After the initial redevelopment proposal for the Jefferson Park Firehouse was presented in February 2018, there was significant concern. A little over a year later, concern has shifted to enthusiasm as the updated adaptive reuse plans embrace the historic character of one of Chicago’s oldest surviving firehouses. Preservation Chicago applauds developer Tim Pomaville for this new direction. The extensive advocacy effort included partnership with local neighborhood organizations, community organizing, a focused social media campaign and direct advocacy to the alderman, the developer and other key decision makers.
The developer Tim Pomaville, president of Ambrosia Homes, plans to purchase the building from the City of Chicago and adaptively reuse it as a micro-brewery for Lake Effect Brewing Company with nine apartments above. The project is estimated to cost $2.4 million. A new floor will be added to the structure setback from the front facade of the building. The Jefferson Park Firehouse has been vacant for five years and previously was used for the 45th Ward sanitation office for many years.
Built in 1906, the two-story brick fire station at 4835 N. Lipps Avenue originally had elegant beaux-arts detailing including strong horizontal base elements, a decorative cornice and a projecting triangular pediment. In a very welcome change, the developer is now planning to reconstruct the lost elements.
“Using reference photos of what the firehouse used to look like, Pomaville said the new plans aim to restore as much of the original ornamentation that was removed from the building over the years. Some of this includes restoring the triangular ornamentation from the front of the building and installing stained glass windows which historic photos show the firehouse used to have.” (Hernandez, Block Club Chicago, 3/28/19)
“We really want to compliment the city’s original design of that building. That’s the main theme,” Pomaville said. “So wherever we can, we’re going to try to make it like it was. And I think it’s pretty neat, it’s going to be a very pretty building when it’s done.” (Hernandez, Block Club Chicago, 3/28/19)
The revised redevelopment plans for the historic Jefferson Park Firehouse embrace the building’s history, character and authenticity. Preservation Chicago applauds 45th Ward Alderman John Arena for his support, and Ambrosia Homes and Lake Effect Brewing for listening to the community, integrating the comments and changing the trajectory of the development. Preservation Chicago believes that embracing the historic character will not add materially to the project costs, but it will contribute significantly to the success of the micro-brewery once the building is open.
Preservation Chicago, the Northwest Chicago Historical Society and Alderman Arena supported the adaptive reuse of this early Chicago firehouse, and worked to encourage the development team to value and honor the integrity of the historic building and to return lost historic elements to the building, including the following specific recommendations:

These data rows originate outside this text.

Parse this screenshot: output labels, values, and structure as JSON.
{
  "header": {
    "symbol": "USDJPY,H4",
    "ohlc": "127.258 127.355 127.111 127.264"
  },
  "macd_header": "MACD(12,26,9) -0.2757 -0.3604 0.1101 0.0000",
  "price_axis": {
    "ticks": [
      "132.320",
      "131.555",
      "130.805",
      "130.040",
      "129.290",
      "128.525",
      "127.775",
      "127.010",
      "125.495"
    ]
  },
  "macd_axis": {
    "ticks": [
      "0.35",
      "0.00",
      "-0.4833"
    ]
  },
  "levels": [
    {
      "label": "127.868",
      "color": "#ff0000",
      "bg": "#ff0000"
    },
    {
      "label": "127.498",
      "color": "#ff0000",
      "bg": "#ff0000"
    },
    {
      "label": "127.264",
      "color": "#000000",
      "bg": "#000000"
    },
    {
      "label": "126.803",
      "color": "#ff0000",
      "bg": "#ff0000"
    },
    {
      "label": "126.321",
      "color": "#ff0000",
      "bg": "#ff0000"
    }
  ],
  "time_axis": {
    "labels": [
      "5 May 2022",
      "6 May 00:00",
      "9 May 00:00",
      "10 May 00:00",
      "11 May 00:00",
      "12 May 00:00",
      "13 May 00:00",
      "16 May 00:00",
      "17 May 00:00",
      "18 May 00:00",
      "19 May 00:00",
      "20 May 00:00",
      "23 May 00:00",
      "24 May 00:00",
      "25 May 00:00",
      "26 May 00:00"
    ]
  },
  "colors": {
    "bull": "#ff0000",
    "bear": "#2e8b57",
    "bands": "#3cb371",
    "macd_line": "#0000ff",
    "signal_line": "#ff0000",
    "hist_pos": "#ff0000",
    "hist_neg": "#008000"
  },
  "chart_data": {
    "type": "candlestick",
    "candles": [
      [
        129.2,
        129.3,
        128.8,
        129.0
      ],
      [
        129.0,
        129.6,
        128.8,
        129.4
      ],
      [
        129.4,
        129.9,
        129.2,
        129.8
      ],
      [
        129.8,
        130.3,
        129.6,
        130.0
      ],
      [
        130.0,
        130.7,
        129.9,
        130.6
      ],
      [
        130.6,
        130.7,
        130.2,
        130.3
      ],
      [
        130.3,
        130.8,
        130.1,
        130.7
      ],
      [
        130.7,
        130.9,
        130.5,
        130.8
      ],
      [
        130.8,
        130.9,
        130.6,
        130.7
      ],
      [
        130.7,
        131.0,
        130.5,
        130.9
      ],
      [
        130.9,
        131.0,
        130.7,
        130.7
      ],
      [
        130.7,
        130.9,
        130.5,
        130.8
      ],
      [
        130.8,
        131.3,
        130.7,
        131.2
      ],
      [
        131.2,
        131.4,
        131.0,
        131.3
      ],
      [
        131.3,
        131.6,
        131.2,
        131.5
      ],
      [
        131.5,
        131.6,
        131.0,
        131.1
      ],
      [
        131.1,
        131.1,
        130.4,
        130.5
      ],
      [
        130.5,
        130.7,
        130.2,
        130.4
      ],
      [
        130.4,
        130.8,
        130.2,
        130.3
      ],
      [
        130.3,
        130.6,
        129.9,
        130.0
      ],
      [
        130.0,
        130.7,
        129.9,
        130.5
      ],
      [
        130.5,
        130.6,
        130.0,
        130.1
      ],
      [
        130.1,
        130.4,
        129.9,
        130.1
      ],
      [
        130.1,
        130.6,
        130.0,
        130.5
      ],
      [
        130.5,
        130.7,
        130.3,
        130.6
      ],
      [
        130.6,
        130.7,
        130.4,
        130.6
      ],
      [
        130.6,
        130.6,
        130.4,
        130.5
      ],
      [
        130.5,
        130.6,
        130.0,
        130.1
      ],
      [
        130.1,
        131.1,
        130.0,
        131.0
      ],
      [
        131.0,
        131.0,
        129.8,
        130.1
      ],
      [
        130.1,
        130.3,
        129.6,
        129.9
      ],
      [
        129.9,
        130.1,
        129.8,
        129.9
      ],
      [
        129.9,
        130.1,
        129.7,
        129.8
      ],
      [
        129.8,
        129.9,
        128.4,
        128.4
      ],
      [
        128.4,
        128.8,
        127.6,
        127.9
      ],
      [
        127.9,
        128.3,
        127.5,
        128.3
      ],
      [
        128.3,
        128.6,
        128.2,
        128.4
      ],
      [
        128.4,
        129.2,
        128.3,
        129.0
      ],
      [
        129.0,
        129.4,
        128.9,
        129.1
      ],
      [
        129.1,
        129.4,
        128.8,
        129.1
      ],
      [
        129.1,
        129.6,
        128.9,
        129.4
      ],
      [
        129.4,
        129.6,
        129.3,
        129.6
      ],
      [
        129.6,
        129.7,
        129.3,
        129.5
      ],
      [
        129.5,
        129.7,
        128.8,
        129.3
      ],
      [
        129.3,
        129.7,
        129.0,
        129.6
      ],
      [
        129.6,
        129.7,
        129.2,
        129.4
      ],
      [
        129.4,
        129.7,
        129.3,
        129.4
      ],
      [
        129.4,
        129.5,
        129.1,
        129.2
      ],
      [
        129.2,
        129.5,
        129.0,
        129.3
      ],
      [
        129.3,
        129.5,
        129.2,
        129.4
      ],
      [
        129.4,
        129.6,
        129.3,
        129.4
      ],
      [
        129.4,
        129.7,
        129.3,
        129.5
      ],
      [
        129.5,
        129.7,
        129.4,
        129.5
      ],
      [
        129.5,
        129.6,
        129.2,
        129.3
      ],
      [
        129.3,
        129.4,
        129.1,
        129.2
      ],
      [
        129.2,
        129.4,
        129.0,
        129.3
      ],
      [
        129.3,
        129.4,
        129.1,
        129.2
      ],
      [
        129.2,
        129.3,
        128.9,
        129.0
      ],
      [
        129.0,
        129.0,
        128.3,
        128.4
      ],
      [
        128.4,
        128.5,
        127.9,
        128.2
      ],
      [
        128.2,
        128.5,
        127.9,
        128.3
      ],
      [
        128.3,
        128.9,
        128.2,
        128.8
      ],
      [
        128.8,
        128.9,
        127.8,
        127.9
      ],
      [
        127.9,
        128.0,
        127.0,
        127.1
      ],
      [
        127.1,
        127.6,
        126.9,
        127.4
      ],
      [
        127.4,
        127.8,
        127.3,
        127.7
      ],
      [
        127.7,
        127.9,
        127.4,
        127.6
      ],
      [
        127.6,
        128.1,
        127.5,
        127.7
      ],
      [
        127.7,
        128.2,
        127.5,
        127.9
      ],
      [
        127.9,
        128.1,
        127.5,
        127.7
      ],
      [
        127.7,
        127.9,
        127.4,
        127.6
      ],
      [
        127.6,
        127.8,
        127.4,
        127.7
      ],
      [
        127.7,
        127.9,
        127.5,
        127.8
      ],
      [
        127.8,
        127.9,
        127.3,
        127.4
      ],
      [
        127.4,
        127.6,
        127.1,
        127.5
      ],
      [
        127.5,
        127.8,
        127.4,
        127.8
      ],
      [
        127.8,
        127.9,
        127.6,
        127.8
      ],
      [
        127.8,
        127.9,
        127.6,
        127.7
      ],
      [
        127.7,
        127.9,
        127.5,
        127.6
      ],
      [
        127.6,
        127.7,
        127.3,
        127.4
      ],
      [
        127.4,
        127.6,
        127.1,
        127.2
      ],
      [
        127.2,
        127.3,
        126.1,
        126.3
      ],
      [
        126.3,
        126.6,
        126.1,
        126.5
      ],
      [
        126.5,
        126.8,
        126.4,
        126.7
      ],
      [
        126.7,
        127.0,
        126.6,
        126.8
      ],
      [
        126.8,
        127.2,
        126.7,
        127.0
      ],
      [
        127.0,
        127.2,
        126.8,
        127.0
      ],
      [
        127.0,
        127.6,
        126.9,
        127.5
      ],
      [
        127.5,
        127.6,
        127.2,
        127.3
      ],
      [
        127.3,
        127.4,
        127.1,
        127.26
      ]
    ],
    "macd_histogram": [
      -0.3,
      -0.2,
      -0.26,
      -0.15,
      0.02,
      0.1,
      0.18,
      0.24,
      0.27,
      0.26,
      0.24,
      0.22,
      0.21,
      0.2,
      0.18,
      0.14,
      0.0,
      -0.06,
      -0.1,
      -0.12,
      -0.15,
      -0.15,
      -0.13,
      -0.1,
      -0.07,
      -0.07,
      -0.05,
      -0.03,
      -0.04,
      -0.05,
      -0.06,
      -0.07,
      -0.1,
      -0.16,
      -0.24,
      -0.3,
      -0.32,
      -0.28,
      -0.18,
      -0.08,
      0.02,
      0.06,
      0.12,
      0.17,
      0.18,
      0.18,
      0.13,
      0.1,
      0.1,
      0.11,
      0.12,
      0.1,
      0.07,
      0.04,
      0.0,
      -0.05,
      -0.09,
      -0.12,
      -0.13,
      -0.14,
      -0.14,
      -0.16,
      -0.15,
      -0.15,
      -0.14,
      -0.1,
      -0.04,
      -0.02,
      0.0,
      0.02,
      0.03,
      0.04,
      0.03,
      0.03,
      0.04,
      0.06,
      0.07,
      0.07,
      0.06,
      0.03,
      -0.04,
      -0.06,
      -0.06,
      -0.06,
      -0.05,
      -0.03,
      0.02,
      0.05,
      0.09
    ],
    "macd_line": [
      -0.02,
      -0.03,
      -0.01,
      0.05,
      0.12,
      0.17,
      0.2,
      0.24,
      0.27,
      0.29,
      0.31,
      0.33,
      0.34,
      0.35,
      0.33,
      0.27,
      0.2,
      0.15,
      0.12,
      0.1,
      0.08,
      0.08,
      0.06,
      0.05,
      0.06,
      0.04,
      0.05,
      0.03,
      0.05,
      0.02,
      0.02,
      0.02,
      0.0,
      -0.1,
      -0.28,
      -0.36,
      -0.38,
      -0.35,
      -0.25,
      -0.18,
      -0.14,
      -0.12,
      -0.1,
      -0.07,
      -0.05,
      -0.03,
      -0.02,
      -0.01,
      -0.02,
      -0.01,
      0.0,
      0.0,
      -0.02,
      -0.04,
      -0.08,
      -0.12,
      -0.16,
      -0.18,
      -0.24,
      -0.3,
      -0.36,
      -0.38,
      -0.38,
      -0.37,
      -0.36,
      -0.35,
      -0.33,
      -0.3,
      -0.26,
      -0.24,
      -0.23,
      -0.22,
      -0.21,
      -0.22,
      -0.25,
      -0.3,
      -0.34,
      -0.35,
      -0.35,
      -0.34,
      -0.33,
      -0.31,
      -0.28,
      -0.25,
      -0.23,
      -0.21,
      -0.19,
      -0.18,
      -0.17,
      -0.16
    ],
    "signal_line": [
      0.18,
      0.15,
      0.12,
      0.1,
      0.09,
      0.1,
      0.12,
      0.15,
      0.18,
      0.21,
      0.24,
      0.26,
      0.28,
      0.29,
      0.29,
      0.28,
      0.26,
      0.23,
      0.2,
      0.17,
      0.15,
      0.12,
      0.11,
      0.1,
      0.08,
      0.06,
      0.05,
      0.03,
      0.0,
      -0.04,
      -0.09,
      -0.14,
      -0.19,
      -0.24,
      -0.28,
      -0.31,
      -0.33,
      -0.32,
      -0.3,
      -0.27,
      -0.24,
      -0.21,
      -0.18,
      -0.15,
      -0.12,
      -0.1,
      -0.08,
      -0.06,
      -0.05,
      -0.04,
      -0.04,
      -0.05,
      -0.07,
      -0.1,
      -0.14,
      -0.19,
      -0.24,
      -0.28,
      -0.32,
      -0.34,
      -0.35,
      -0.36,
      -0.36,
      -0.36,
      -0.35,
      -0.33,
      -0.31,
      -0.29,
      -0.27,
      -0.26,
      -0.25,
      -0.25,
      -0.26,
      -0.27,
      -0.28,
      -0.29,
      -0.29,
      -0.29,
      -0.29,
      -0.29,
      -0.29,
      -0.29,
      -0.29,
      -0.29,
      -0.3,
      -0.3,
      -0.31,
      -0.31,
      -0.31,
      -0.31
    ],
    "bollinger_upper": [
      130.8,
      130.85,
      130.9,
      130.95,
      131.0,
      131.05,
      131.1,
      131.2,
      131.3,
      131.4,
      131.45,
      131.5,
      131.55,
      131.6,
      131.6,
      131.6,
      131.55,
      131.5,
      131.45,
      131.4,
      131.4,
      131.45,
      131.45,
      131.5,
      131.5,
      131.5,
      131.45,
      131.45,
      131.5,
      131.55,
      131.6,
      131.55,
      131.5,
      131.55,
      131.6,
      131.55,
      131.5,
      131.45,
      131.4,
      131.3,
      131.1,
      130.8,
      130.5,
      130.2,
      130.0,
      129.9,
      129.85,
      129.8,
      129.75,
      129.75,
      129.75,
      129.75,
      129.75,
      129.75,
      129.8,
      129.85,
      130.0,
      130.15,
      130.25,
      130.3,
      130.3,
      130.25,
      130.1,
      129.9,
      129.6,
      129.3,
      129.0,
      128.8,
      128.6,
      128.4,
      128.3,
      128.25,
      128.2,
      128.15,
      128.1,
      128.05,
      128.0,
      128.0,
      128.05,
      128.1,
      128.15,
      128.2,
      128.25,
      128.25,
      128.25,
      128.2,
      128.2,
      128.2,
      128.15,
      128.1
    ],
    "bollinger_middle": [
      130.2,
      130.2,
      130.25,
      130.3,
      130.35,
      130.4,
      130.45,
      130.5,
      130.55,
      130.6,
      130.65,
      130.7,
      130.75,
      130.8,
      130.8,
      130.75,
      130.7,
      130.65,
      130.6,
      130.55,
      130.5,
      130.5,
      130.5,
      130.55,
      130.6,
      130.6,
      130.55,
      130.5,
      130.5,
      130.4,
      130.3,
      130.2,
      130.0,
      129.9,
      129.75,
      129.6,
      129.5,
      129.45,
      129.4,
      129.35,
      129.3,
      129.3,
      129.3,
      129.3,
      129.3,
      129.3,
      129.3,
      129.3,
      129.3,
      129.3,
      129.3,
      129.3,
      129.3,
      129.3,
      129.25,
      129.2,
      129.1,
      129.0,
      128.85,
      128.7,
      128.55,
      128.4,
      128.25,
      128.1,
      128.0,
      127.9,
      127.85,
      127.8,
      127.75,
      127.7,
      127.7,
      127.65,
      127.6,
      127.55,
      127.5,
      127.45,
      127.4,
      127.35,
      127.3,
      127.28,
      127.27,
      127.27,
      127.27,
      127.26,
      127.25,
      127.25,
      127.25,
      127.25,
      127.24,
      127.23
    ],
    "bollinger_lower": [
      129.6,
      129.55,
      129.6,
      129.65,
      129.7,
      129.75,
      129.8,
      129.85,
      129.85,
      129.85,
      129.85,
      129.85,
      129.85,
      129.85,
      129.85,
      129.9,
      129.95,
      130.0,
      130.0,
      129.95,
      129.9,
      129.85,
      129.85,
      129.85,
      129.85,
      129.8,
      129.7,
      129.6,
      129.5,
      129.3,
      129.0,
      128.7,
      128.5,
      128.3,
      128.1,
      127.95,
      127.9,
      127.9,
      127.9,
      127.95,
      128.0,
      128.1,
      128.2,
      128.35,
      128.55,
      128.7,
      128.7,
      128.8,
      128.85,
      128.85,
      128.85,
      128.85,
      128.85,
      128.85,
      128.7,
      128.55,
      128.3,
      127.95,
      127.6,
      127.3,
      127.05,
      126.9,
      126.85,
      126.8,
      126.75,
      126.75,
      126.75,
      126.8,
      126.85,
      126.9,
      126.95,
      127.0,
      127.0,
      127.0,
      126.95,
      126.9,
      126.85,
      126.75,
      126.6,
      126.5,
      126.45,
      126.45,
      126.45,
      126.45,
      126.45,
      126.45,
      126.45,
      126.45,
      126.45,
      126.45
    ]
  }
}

- The second floor of the existing historic firehouse should not be demolished and replaced by new construction.
- The cornice, triangular pediment and corner elements should be rebuilt on the original second floor roofline as closely as possible to the original design based upon the historic photographs. These historic elements were originally constructed from brick, stone, and copper sheet metal.
- The rebuilt cornice should be at the second floor roofline, with the new floors set back 10 feet from the cornice line. This would allow for exterior patio space on the roof as well as protecting and respecting the historic structure.
- Window openings on the upper floors should align to follow the historic building below on primary elevations. The “black-eye” punched internal balconies as seen in earlier renderings should not be permitted. In this case, exterior balconies are preferable to internal balconies and it would be preferable to have balconies on side and rear elevations.
Taking input from community groups like Preservation Chicago and Northwest Chicago Historical Society, the new plans attempt to bring back as much of the building’s history as possible, Alex V. Hernandez, Block Club Chicago, 3/28/19